**Assignment:** Considering every line below, count those with the word "icon" and give only the result.

**Extracted entries:**
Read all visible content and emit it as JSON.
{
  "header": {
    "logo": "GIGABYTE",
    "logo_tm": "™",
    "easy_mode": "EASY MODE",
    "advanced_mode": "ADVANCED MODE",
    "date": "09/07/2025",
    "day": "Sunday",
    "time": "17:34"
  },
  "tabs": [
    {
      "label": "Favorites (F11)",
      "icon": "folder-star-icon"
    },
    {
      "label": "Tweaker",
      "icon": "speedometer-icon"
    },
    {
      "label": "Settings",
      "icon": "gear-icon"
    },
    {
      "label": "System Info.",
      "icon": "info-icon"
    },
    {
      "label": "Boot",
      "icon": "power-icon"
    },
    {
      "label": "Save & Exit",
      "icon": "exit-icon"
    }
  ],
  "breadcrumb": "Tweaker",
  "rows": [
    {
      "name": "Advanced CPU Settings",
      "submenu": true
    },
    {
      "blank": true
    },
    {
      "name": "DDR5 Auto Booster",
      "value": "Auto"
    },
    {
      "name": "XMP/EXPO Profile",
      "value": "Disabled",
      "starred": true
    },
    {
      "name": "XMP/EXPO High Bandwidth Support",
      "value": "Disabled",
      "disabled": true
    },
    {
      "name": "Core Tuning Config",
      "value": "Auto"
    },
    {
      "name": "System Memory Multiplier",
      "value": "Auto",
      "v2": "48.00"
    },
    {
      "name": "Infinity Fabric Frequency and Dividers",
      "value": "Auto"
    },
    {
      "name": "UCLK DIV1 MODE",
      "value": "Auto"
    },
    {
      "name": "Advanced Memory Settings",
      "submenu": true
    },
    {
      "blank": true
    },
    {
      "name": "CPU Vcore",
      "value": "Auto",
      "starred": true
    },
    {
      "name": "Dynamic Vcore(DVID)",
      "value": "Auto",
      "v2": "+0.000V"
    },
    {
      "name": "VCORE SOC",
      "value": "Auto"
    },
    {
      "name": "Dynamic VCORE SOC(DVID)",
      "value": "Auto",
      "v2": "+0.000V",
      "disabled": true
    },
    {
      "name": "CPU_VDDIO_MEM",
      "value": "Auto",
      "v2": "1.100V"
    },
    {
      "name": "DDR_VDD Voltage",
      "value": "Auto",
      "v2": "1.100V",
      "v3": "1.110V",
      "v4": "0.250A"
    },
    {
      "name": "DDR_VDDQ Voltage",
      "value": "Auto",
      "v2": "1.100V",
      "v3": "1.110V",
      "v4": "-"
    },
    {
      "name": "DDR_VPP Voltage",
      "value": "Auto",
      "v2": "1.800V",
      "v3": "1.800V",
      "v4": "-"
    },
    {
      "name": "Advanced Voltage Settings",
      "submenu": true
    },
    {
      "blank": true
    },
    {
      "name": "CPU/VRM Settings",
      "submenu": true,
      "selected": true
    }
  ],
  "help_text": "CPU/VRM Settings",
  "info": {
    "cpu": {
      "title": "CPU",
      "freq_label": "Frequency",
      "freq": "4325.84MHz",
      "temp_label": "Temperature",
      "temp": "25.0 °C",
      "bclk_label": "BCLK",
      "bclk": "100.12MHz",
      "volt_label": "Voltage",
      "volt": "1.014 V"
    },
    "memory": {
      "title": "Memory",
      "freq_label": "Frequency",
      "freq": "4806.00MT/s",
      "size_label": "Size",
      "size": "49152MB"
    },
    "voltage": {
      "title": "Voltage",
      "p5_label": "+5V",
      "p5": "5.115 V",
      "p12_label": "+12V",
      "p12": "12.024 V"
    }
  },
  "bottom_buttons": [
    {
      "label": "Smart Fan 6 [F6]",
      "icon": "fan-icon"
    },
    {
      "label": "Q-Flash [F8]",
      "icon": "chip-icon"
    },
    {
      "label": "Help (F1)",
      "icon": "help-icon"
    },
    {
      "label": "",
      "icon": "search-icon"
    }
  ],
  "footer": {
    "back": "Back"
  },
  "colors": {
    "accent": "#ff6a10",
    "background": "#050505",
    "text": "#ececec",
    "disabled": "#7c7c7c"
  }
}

**Solution to the exercise:** 10